Arizona has a reputation for being a state that's covered completely by a desert. Giant cacti (saguaro) silhouetted against a beautiful sunset and stunning scenes from the Grand Canyon are not all Arizona has to offer. In fact, the state is far more varied than many outsiders assume. Arizona hiking trails can take you through pine forests, bare deserts, or secluded canyons. Arizona hiking trails with water destinations are especially prized.
We list ten trails throughout the Grand Canyon state that will take your breath away, in order of difficulty. In the backcountry, be sure to carry a communications device and plenty of water.
Easy Hiking Trails in Arizona
Douglas Springs (southern)
This trail system consists of a lovely series of hiking and horse-friendly trails through Saguaro country. The trails can be reached by driving east to the end of Speedway Boulevard, a main thoroughfare in Tucson. Douglas Springs trail is easy to moderate but can become difficult if you choose to go all the way to the springs (6 miles, one way). The first three miles lead steadily upward to a waterfall, active in the spring and early summer. If you prefer not to climb, the area also has a network of flat trails looping through a wilderness of cholla, prickly pear, and saguaro cactus.
Hidden Falls (southern)
In popular Catalina State Park (pictured above), north of Tucson, fantastic Arizona hiking trails abound. Hidden Falls is a 4-mile out and back trek reached by walking north-northeast from the parking lot on the main loop and turning onto the Sutherland trail. After another 3/4 mile, hikers reach a spur trail to the right, just after the second bench.
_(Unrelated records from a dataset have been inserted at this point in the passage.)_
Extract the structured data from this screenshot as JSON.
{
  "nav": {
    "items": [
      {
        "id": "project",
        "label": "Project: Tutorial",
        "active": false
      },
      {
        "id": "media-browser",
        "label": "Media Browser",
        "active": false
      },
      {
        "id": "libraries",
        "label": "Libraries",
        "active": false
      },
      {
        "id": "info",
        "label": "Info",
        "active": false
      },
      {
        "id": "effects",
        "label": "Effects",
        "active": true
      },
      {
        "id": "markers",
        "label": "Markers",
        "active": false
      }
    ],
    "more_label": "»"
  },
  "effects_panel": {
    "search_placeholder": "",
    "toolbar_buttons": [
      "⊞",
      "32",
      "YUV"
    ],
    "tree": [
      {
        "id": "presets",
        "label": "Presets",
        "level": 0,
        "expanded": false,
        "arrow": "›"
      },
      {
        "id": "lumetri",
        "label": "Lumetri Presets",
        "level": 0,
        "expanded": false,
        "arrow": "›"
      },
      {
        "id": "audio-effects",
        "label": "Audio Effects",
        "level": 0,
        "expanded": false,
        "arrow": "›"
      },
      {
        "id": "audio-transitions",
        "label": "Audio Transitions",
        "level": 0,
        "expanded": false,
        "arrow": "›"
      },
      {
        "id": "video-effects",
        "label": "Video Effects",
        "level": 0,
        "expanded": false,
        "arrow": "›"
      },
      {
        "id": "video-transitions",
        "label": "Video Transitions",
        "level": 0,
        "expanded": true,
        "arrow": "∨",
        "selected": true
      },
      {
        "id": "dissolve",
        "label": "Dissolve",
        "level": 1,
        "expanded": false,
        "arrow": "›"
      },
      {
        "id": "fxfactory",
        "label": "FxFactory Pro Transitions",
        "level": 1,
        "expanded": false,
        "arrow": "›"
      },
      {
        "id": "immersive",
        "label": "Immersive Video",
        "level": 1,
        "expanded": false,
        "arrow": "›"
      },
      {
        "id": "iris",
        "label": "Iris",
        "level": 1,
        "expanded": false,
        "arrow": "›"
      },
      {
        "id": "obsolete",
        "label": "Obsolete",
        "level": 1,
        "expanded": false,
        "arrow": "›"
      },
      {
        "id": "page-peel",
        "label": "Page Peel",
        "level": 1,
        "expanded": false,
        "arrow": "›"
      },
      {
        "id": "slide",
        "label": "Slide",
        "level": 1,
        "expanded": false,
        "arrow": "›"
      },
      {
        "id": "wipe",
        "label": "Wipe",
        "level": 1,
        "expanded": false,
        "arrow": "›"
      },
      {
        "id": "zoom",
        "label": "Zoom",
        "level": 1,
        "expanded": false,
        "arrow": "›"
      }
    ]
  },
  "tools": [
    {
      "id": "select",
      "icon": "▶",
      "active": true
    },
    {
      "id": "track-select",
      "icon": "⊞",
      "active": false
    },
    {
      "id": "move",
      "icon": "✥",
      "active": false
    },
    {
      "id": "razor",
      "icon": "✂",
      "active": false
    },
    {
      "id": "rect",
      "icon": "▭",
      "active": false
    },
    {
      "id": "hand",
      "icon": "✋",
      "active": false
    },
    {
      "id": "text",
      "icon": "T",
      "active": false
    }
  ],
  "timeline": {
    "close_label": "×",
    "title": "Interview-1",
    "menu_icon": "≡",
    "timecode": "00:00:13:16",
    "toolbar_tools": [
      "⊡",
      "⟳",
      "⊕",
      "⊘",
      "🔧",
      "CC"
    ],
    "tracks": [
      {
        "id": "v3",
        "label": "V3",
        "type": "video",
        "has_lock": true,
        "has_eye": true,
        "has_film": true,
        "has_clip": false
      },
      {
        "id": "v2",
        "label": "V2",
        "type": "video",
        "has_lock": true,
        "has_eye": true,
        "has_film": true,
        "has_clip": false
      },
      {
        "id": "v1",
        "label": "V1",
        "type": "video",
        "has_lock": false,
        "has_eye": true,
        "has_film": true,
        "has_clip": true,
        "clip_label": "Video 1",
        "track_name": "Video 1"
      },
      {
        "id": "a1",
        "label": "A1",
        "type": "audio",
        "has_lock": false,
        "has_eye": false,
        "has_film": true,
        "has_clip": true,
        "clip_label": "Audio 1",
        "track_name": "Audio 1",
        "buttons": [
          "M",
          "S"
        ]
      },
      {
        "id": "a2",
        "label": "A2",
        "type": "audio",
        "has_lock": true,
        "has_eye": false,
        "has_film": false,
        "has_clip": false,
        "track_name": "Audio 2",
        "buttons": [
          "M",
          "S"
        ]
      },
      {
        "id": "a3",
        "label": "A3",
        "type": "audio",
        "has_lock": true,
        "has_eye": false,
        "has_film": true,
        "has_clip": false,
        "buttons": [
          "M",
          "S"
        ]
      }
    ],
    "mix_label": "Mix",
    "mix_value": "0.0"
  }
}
Another mile and a half leads to a small, secluded box canyon with a drinking pool fed by a tiny ribbon of water from 100 feet above.
Moderate Hiking Trails in Arizona
Walnut Canyon (northern)
This is an easily accessed trail touring ancient ruins, in the vicinity of Flagstaff. The trail itself winds down in a spiral, showcasing tiny, low-ceilinged rooms that once housed families of Native Americans. This concrete and hard-packed earth slope isn’t technical but the elevation (near 8,000 feet) combined with climbing put this Arizona hiking trail on the “moderate” list for some.
Elephant Butte trail (southern)
Well-known to locals, this Arizona hiking trail takes you to the top of a butte that is shaped, so says legend, like an elephant’s profile. It showcases a mix of Sonoran desert scenery, grasslands, and fantastic views of the valley. Falling squarely into the “moderate” category, Elephant Butte becomes more difficult in terms of navigation, steepness, and ruggedness the farther you ascend.
Courthouse Butte (central)
Sedona Arizona hikes are often fairly flat and easy, but deep sand and rock scrambling mean even some of the shorter ones are moderate. If you are visiting the Grand Canyon state, a trip to Sedona (only an hour from Phoenix) is highly recommended. Courthouse Butte / Bell Rock Pathway is a great bet for a 4-mile loop hike that traverses red stone while winding through stone archways and towers. Views of the distant vermillion rock formations and iconic Sedona buttes abound.
Sycamore Canyon (southern)
Near the Mexican border, on the road that takes you to Pena Blanca lake off I-19, is a short hike to a water-filled canyon. This area requires an 18-mile drive down a dirt road to reach a canyon that includes hoodoos, giant sycamore trees, marshy areas, and swimming holes. The hike requires scrambling over rocks to avoid water, and is designated a “riparian area” that has water all-year-round.
Difficult Arizona Hiking Trails
LaBarge Canyon (central)
From central Phoenix, this trailhead is less than a 30-minute drive. It sits across the highway from Canyon Lake, and dips down into a valley crisscrossed by a healthy stream. Following upstream, approximately 3 miles upstream likes a unique and quiet canyon with arching spires and a flat rock floor. The water cuts through the rock as it narrows to a dead end. Although LaBarge is a mostly flat hike of only 8 miles, the constant rock-hopping through the stream makes for a serious workout.
Salome Jug (central)
On the far northeast side of Roosevelt Lake in central Arizona is a magical slot canyon. It requires a 2-mile hike to reach the entrance, and about five hours to complete the canyon from top to bottom, heading downstream. This is a technical hike requiring the ability to rappel, with a 25-foot descent next to a small waterfall toward the end. Best times for this hike vary between mid-May and mid-June for perfect water levels. For this technical route, we recommend wearing some waterproof layers and carrying aportable weather radio to monitor weather changes in real-time.